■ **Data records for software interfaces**
================

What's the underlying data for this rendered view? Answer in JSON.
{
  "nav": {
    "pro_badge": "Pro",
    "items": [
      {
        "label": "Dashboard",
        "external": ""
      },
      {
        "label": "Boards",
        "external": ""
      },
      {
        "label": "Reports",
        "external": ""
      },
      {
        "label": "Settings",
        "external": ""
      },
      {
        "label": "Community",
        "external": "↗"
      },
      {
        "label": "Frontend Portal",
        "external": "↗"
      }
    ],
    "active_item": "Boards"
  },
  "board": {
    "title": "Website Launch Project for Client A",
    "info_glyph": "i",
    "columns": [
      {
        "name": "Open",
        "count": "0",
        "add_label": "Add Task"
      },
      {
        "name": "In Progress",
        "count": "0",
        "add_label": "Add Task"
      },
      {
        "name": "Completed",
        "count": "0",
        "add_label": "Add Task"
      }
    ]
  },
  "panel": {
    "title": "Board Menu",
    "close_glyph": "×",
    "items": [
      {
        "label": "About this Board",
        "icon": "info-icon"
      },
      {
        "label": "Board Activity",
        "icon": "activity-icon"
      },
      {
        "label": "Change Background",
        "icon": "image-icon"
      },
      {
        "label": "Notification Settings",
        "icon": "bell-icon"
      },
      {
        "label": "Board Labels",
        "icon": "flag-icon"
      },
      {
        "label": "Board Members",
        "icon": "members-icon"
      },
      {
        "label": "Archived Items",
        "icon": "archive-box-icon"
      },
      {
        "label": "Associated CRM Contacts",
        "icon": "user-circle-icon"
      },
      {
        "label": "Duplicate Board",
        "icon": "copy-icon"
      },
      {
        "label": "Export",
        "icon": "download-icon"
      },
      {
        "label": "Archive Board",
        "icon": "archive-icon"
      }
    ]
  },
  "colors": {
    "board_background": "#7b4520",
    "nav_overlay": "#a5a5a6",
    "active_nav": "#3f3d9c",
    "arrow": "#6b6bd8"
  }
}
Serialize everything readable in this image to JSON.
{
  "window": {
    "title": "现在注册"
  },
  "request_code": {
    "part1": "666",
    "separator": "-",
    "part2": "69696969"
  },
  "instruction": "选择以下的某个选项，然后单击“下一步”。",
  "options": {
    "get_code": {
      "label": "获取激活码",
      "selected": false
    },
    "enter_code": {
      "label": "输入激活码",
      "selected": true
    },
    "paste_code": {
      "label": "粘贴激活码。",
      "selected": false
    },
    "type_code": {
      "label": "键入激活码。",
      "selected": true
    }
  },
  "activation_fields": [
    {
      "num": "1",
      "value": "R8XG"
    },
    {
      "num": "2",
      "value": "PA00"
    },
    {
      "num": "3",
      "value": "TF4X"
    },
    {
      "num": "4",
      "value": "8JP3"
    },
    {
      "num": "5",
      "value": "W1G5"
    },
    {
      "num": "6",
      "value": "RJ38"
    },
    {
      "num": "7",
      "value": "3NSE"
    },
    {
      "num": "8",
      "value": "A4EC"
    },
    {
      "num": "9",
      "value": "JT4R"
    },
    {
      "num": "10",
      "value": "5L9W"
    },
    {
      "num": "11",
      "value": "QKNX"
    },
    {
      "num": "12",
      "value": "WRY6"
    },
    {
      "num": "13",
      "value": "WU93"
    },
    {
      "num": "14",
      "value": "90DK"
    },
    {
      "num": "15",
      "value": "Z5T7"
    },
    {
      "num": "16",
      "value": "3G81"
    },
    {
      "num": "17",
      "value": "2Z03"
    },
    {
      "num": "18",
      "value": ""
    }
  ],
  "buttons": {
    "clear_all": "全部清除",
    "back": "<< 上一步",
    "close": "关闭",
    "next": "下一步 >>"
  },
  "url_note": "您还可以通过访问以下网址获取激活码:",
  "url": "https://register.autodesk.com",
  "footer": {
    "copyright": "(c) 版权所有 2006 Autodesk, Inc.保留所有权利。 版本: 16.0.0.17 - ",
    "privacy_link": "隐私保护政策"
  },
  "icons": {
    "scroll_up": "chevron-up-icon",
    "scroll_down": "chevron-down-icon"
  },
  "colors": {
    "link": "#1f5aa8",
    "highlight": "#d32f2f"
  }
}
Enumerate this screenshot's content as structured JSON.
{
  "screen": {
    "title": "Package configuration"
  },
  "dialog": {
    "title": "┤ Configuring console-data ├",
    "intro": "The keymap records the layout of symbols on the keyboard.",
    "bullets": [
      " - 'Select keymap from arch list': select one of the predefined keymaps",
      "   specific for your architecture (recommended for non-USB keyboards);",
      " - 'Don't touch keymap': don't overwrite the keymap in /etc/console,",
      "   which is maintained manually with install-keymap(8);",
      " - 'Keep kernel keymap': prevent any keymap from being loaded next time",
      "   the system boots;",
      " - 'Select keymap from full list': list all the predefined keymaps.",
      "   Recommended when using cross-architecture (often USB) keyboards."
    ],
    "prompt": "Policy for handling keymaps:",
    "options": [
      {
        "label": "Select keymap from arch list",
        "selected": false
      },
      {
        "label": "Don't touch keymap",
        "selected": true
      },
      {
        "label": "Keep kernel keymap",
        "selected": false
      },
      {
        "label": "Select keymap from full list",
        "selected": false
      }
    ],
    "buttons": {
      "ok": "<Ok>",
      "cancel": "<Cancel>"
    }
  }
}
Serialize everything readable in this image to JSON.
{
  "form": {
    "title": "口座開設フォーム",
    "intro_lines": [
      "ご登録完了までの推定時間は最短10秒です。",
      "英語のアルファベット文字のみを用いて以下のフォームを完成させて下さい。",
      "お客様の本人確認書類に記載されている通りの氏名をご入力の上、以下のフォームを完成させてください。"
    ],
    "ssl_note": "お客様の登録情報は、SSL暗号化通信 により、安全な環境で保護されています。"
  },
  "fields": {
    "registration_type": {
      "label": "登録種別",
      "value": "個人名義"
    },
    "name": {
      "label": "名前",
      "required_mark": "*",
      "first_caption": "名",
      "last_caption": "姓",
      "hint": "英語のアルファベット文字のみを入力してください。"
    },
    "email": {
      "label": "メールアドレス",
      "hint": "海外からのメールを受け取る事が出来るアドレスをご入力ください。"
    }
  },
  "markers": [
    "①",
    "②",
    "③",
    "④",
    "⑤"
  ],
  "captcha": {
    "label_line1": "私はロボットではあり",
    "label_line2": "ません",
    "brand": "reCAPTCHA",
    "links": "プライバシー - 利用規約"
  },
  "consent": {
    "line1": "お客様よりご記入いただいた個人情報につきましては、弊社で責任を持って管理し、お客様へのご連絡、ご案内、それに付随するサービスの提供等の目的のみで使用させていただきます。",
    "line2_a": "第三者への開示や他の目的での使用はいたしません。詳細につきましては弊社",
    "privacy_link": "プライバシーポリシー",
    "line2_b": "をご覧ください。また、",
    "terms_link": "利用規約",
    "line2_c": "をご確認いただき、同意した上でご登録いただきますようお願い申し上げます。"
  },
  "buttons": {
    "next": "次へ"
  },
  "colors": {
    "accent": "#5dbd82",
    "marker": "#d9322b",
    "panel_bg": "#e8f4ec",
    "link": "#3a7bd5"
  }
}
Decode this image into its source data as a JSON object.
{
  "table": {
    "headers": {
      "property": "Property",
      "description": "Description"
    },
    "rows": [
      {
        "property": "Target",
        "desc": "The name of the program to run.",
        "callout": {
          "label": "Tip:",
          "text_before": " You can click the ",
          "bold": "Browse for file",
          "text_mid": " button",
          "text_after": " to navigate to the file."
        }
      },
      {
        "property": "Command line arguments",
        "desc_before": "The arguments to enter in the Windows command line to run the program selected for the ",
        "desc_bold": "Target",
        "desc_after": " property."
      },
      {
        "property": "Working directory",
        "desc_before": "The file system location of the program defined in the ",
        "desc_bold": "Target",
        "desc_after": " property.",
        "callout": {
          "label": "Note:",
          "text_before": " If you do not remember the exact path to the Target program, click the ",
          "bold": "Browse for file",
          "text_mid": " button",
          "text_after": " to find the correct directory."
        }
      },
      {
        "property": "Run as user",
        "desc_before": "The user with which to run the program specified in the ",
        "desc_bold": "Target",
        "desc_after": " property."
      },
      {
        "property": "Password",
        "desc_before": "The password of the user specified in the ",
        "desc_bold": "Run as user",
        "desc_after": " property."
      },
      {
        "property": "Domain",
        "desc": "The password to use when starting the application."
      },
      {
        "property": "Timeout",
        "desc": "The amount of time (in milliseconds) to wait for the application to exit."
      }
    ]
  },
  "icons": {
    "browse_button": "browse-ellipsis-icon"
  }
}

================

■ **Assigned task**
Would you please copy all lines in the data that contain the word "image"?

■ **Response to this exercise**
        "icon": "image-icon"
Serialize everything readable in this image to JSON.
Serialize everything readable in this image to JSON.
Decode this image into its source data as a JSON object.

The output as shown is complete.